For example, there are natural limits to how high or how low the price/earnings ratio can go. The price/earnings ratio should remain therefore remain within a channel, even if a broad one. Thus, investors may not be able to buy at the lowest price or to sell at the exact top but, by following the value discipline, they can improve their odds of success. Unfortunately, to calculate any value ratio, investors need to know the true value of a company’s earnings and assets, and that is difficult ln the absence of appropriate accounting tools.
As for the contrarian approach, it tends to function best at extremes of market euphoria and depression. In the absence of guideposts from value (which valuation is supposed to provide) crowd psychology is all-powerful and can sometimes yield to maximum “irrational exuberance.” This loss of reliability has been further aggravated by computer-controlled high-speed trading and trading algorithms, which further remove investment decisions from human judgement and common sense.
As value/contrarian investors, we at Sicart are facing a conundrum. On the one hand, the tools of value investing have become less reliable and on the other, contrary investing without the reference point of valuation is a less precise timing tool than in the past.
Value investors are not the only ones affected by these issues, but they are trained to work on measurable (largely historical) data. In contrast growth investors are more willing to make bets on the future and are more creative in their expectations. Both styles of investing, though, are affected by the complexities of evaluating companies in the new knowledge economy.
History and experience to the rescue
As usual, navigating the vagaries of the investment markets will require a combination of discipline and flexibility. Too much discipline may lead to rigidity and resistance to change; too much flexibility may lead to short-term trading, which has not produced lasting investment success in the past. As Warren Buffett once pointed out, using the right proportion of each quality will not be a matter of IQ but one of character.
Fortunately, this conundrum is not new. Ben Graham, responsible for one of the strictest disciplines for stock selection, wrote the following in his 1949 landmark book, The Intelligent Investor:

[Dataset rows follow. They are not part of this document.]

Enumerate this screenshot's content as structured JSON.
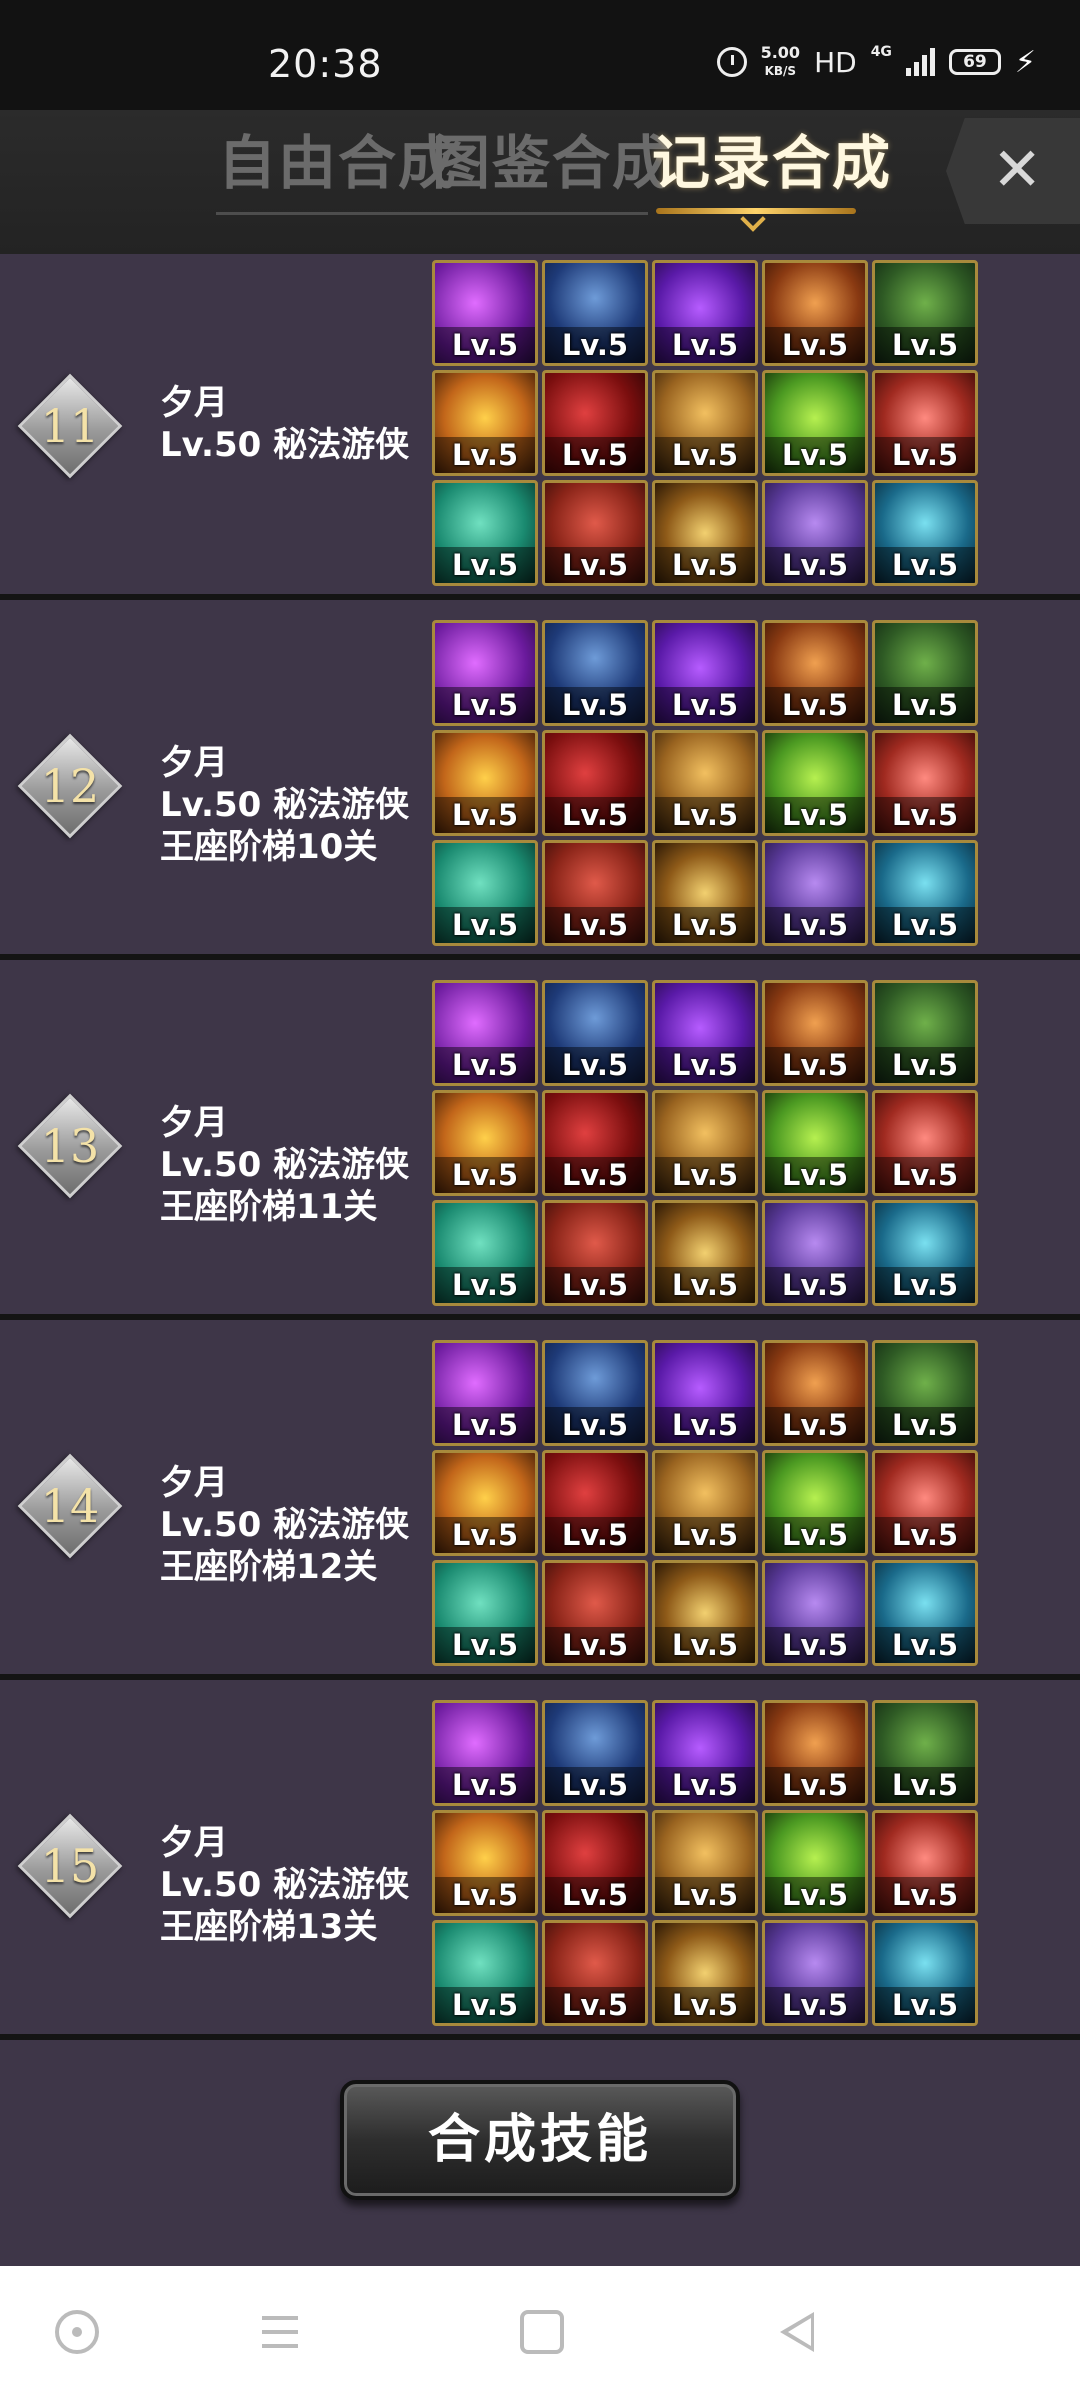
{
  "status_bar": {
    "time": "20:38",
    "speed_value": "5.00",
    "speed_unit": "KB/S",
    "hd": "HD",
    "network": "4G",
    "battery": "69"
  },
  "tabs": [
    {
      "label": "自由合成",
      "active": false
    },
    {
      "label": "图鉴合成",
      "active": false
    },
    {
      "label": "记录合成",
      "active": true
    }
  ],
  "records": [
    {
      "number": "11",
      "name": "夕月",
      "level_class": "Lv.50 秘法游侠",
      "note": ""
    },
    {
      "number": "12",
      "name": "夕月",
      "level_class": "Lv.50 秘法游侠",
      "note": "王座阶梯10关"
    },
    {
      "number": "13",
      "name": "夕月",
      "level_class": "Lv.50 秘法游侠",
      "note": "王座阶梯11关"
    },
    {
      "number": "14",
      "name": "夕月",
      "level_class": "Lv.50 秘法游侠",
      "note": "王座阶梯12关"
    },
    {
      "number": "15",
      "name": "夕月",
      "level_class": "Lv.50 秘法游侠",
      "note": "王座阶梯13关"
    }
  ],
  "skills": [
    {
      "icon": "purple-slash-skill-icon",
      "level": "Lv.5"
    },
    {
      "icon": "blue-shadow-skill-icon",
      "level": "Lv.5"
    },
    {
      "icon": "violet-flame-skill-icon",
      "level": "Lv.5"
    },
    {
      "icon": "eye-pyramid-skill-icon",
      "level": "Lv.5"
    },
    {
      "icon": "green-vine-skill-icon",
      "level": "Lv.5"
    },
    {
      "icon": "golden-fire-skill-icon",
      "level": "Lv.5"
    },
    {
      "icon": "red-orb-skill-icon",
      "level": "Lv.5"
    },
    {
      "icon": "steel-blade-skill-icon",
      "level": "Lv.5"
    },
    {
      "icon": "green-swirl-skill-icon",
      "level": "Lv.5"
    },
    {
      "icon": "red-shield-cross-skill-icon",
      "level": "Lv.5"
    },
    {
      "icon": "teal-leaf-skill-icon",
      "level": "Lv.5"
    },
    {
      "icon": "red-fist-skill-icon",
      "level": "Lv.5"
    },
    {
      "icon": "golden-compass-skill-icon",
      "level": "Lv.5"
    },
    {
      "icon": "purple-spirit-skill-icon",
      "level": "Lv.5"
    },
    {
      "icon": "cyan-wings-skill-icon",
      "level": "Lv.5"
    }
  ],
  "action": {
    "compose_label": "合成技能"
  }
}
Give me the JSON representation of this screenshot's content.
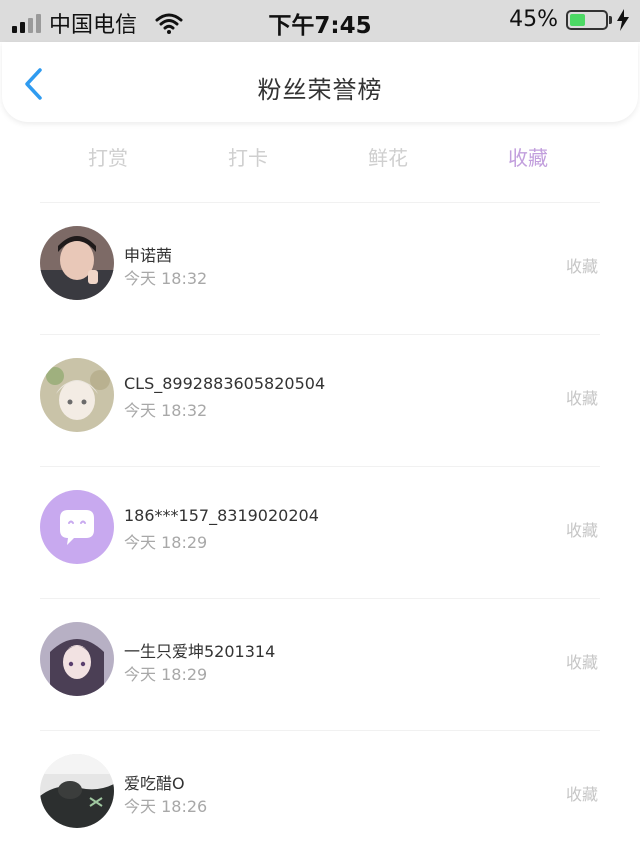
{
  "status_bar": {
    "carrier": "中国电信",
    "time": "下午7:45",
    "battery": "45%",
    "battery_level": 0.45
  },
  "header": {
    "title": "粉丝荣誉榜",
    "back_icon": "chevron-left-icon"
  },
  "tabs": [
    {
      "label": "打赏",
      "active": false
    },
    {
      "label": "打卡",
      "active": false
    },
    {
      "label": "鲜花",
      "active": false
    },
    {
      "label": "收藏",
      "active": true
    }
  ],
  "colors": {
    "accent": "#c29fdd",
    "back_arrow": "#2f9bf0",
    "inactive_tab": "#cfcfcf"
  },
  "fans": [
    {
      "name": "申诺茜",
      "time": "今天 18:32",
      "action": "收藏",
      "avatar": "photo-avatar"
    },
    {
      "name": "CLS_8992883605820504",
      "time": "今天 18:32",
      "action": "收藏",
      "avatar": "anime-avatar"
    },
    {
      "name": "186***157_8319020204",
      "time": "今天 18:29",
      "action": "收藏",
      "avatar": "default-chat-avatar"
    },
    {
      "name": "一生只爱坤5201314",
      "time": "今天 18:29",
      "action": "收藏",
      "avatar": "anime-avatar"
    },
    {
      "name": "爱吃醋O",
      "time": "今天 18:26",
      "action": "收藏",
      "avatar": "photo-avatar"
    }
  ]
}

“The underlying principles of sound investment should not alter from decade to decade, but the application of these principles must be adapted to significant changes in the financial mechanisms and climate.”
August 20, 2018